### PROBLEM STATEMENT
Restate all entries exactly.
━━━━━ PROVIDED MATERIAL ━━━━━
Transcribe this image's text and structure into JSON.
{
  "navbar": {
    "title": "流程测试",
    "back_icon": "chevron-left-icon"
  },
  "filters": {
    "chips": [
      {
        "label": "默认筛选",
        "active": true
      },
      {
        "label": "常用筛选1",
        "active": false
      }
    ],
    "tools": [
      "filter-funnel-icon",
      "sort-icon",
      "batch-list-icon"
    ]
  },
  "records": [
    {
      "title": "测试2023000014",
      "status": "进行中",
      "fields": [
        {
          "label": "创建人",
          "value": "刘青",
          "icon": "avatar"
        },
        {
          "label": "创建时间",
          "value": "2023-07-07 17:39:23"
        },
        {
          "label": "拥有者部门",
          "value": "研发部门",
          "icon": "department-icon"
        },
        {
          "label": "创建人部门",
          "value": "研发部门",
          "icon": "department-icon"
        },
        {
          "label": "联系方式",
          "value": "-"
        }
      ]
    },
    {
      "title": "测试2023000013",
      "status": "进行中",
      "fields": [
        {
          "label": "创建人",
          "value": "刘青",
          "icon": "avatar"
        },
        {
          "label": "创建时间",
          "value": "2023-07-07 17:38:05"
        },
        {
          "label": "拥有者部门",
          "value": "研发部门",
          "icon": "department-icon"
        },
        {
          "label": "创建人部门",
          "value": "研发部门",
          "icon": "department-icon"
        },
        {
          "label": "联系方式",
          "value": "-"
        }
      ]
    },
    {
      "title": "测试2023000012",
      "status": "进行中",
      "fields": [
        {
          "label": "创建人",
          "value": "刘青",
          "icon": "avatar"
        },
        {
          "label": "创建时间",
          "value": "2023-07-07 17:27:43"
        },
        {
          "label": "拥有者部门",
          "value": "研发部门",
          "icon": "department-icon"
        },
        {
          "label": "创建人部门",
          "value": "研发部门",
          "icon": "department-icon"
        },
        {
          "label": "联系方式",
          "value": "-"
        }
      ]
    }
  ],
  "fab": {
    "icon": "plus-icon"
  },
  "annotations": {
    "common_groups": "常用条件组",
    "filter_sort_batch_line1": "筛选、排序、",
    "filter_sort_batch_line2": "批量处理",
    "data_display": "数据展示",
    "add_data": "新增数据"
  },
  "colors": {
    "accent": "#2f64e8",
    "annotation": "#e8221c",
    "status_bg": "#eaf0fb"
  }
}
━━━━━
### PROBLEM SOLUTION
Transcribe this image's text and structure into JSON.
{
  "navbar": {
    "title": "流程测试",
    "back_icon": "chevron-left-icon"
  },
  "filters": {
    "chips": [
      {
        "label": "默认筛选",
        "active": true
      },
      {
        "label": "常用筛选1",
        "active": false
      }
    ],
    "tools": [
      "filter-funnel-icon",
      "sort-icon",
      "batch-list-icon"
    ]
  },
  "records": [
    {
      "title": "测试2023000014",
      "status": "进行中",
      "fields": [
        {
          "label": "创建人",
          "value": "刘青",
          "icon": "avatar"
        },
        {
          "label": "创建时间",
          "value": "2023-07-07 17:39:23"
        },
        {
          "label": "拥有者部门",
          "value": "研发部门",
          "icon": "department-icon"
        },
        {
          "label": "创建人部门",
          "value": "研发部门",
          "icon": "department-icon"
        },
        {
          "label": "联系方式",
          "value": "-"
        }
      ]
    },
    {
      "title": "测试2023000013",
      "status": "进行中",
      "fields": [
        {
          "label": "创建人",
          "value": "刘青",
          "icon": "avatar"
        },
        {
          "label": "创建时间",
          "value": "2023-07-07 17:38:05"
        },
        {
          "label": "拥有者部门",
          "value": "研发部门",
          "icon": "department-icon"
        },
        {
          "label": "创建人部门",
          "value": "研发部门",
          "icon": "department-icon"
        },
        {
          "label": "联系方式",
          "value": "-"
        }
      ]
    },
    {
      "title": "测试2023000012",
      "status": "进行中",
      "fields": [
        {
          "label": "创建人",
          "value": "刘青",
          "icon": "avatar"
        },
        {
          "label": "创建时间",
          "value": "2023-07-07 17:27:43"
        },
        {
          "label": "拥有者部门",
          "value": "研发部门",
          "icon": "department-icon"
        },
        {
          "label": "创建人部门",
          "value": "研发部门",
          "icon": "department-icon"
        },
        {
          "label": "联系方式",
          "value": "-"
        }
      ]
    }
  ],
  "fab": {
    "icon": "plus-icon"
  },
  "annotations": {
    "common_groups": "常用条件组",
    "filter_sort_batch_line1": "筛选、排序、",
    "filter_sort_batch_line2": "批量处理",
    "data_display": "数据展示",
    "add_data": "新增数据"
  },
  "colors": {
    "accent": "#2f64e8",
    "annotation": "#e8221c",
    "status_bg": "#eaf0fb"
  }
}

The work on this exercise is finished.